- Consider playing musical chairs. Back to alpacas, for the past year, when giving them their periodic shots, my friend Judy would hold them still and I would give the shots. It was always a pain in the neck, but we did it that way mostly because I felt obligated to do the nastier part of the job, seeing as they are my beasts. Last time around, on a whim, we traded tasks, and it was profoundly easier. Part of the reason is that I’m taller, and can therefore hold them still more easily. Also, she’s more deft with a needle than I am. As a result, the procedure is so much easier on everyone. I definitely need to reflect more on the large-scale ramifications of this lesson.
- Yard sales are said to get more traction if several households do them at once and advertise as a collective. Residents of Harvard Shaker Village (the Church and South family clusters) are planning a big one for September 1, 9 to 1, which is over Labor Day weekend. Since holiday weekends are said to be bad times for yard sales, hopefully the two bits of wisdom will counter each other, and we’ll get an average turnout.

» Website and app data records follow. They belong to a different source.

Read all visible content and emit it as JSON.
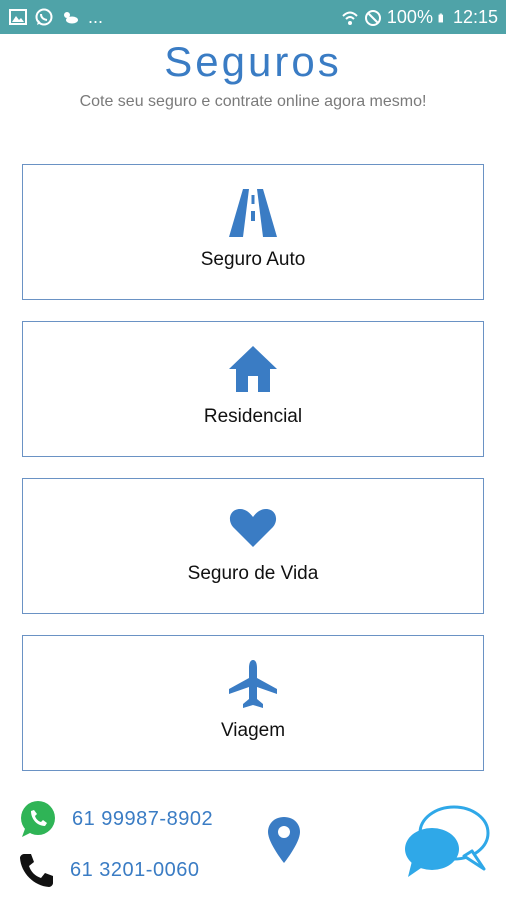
{
  "status_bar": {
    "left_icons": [
      "image-icon",
      "whatsapp-icon",
      "weather-icon"
    ],
    "more": "...",
    "battery": "100%",
    "time": "12:15"
  },
  "header": {
    "title": "Seguros",
    "subtitle": "Cote seu seguro e contrate online agora mesmo!"
  },
  "options": [
    {
      "label": "Seguro Auto",
      "icon": "road-icon"
    },
    {
      "label": "Residencial",
      "icon": "house-icon"
    },
    {
      "label": "Seguro de Vida",
      "icon": "heart-icon"
    },
    {
      "label": "Viagem",
      "icon": "airplane-icon"
    }
  ],
  "contacts": {
    "whatsapp": "61 99987-8902",
    "phone": "61 3201-0060"
  },
  "colors": {
    "accent": "#3a7cc4",
    "status_bar": "#4fa3a8",
    "whatsapp": "#2fb456",
    "chat": "#2fa8e8"
  }
}
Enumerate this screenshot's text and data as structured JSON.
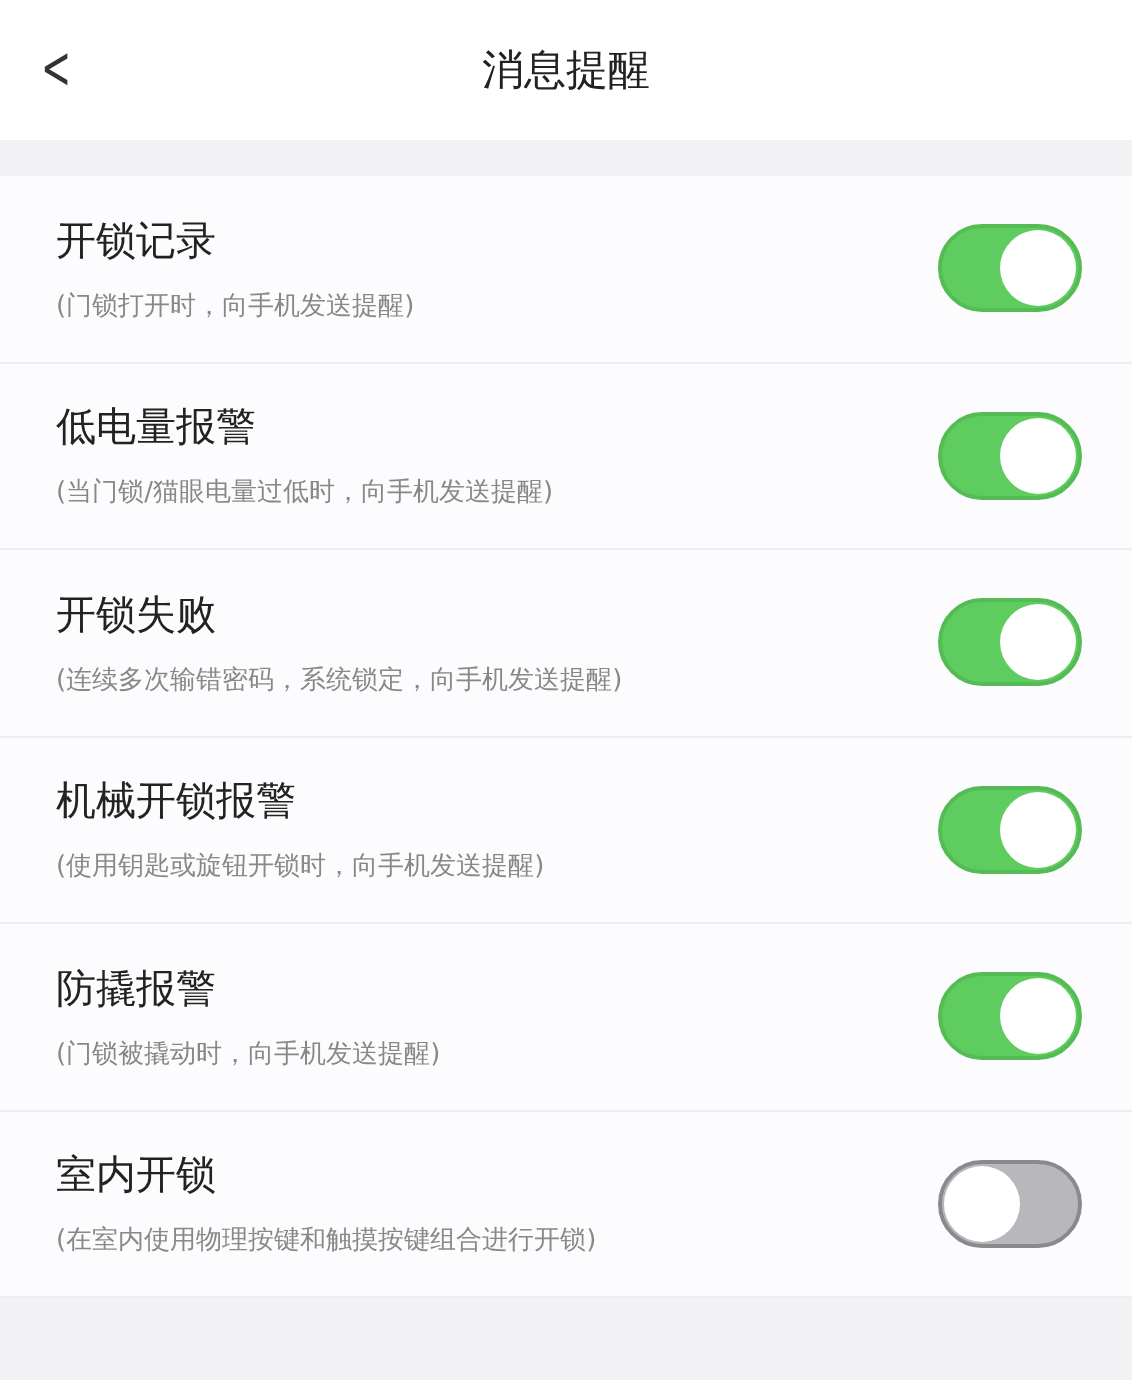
{
  "header": {
    "back": "<",
    "title": "消息提醒"
  },
  "settings": [
    {
      "title": "开锁记录",
      "subtitle": "(门锁打开时，向手机发送提醒)",
      "on": true
    },
    {
      "title": "低电量报警",
      "subtitle": "(当门锁/猫眼电量过低时，向手机发送提醒)",
      "on": true
    },
    {
      "title": "开锁失败",
      "subtitle": "(连续多次输错密码，系统锁定，向手机发送提醒)",
      "on": true
    },
    {
      "title": "机械开锁报警",
      "subtitle": "(使用钥匙或旋钮开锁时，向手机发送提醒)",
      "on": true
    },
    {
      "title": "防撬报警",
      "subtitle": "(门锁被撬动时，向手机发送提醒)",
      "on": true
    },
    {
      "title": "室内开锁",
      "subtitle": "(在室内使用物理按键和触摸按键组合进行开锁)",
      "on": false
    }
  ]
}
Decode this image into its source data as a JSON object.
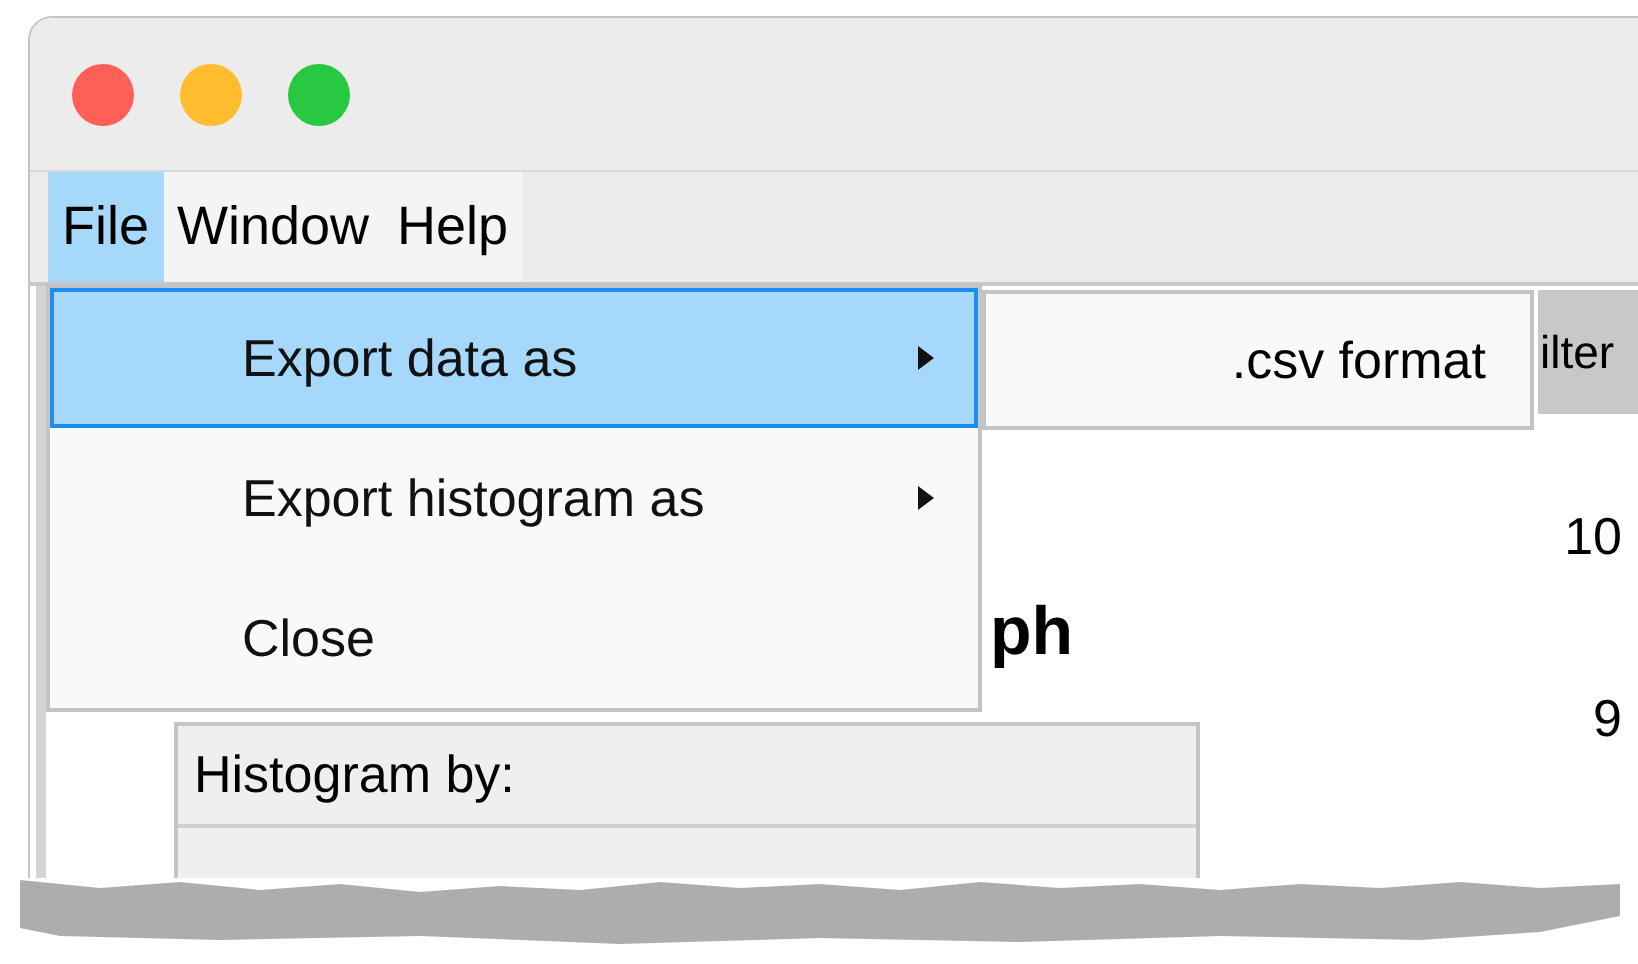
{
  "window": {
    "traffic_lights": [
      {
        "color": "#fe5f57"
      },
      {
        "color": "#febc2e"
      },
      {
        "color": "#28c840"
      }
    ]
  },
  "menubar": [
    {
      "label": "File",
      "selected": true
    },
    {
      "label": "Window",
      "selected": false
    },
    {
      "label": "Help",
      "selected": false
    }
  ],
  "menu": {
    "items": [
      {
        "label": "Export data as",
        "has_submenu": true,
        "selected": true
      },
      {
        "label": "Export histogram as",
        "has_submenu": true,
        "selected": false
      },
      {
        "label": "Close",
        "has_submenu": false,
        "selected": false
      }
    ]
  },
  "submenu": {
    "items": [
      {
        "label": ".csv format"
      }
    ]
  },
  "content": {
    "tab_fragment": "ilter",
    "heading_fragment": "ph",
    "axis_labels": [
      "10",
      "9"
    ],
    "panel": {
      "title": "Histogram by:"
    }
  }
}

- Roasted oysters are delicious, and you don’t have to shuck them. Speaking of seafood, you know about Fishmail, right? I hope that this service continues, now that the Harvard General Store is under new ownership. Note, if you mess up and don’t buy Fishmail fish on Friday, the Globe Fish Company at the Saturday Harvard Farmer’s Market also has excellent quality fish.
- Another mass-produced product idea: insulated pizza travel boxes, analogous to reusable shopping bags, available at your local pizza parlor. (I mean you, Sorrentos.) Why doesn’t every pizzeria sell branded travel cases, like the ones they use in-house? You might scoff at this idea now, but in the winter, you’ll realize how right I am, while you gnaw on your stone-cold crusts. Corollary idea: reusable pizza boxes. (Again, just send me 15%. You can make do with 85%, and these two ideas will change the world.)
- Best excuse ever for a student handing in their homework late: “I have to prepare for my elopement.” Probably, this will continue to be relatively uncommon in grade school, but behold this new world of online adult education.
- Gas stations with convenience stores often sell 2-cycle engine oil. This is important on Sundays, when you pour your last bottle into your gas can, but then look inside it and see that the interior is caked with sludge, so you can’t use it.
- To whom it may concern: If your goal is to get hired by a company clearly owned by a woman (such as my lovely wife), don’t address your correspondence to it, “Dear Sirs.” And if called on it, it might be more effective to agree that this was kind of a dumb oversight, on your part, rather than to insist that this is a universally acceptable form of address, and thus imply that we don’t know what we’re talking about. I mean, really, people….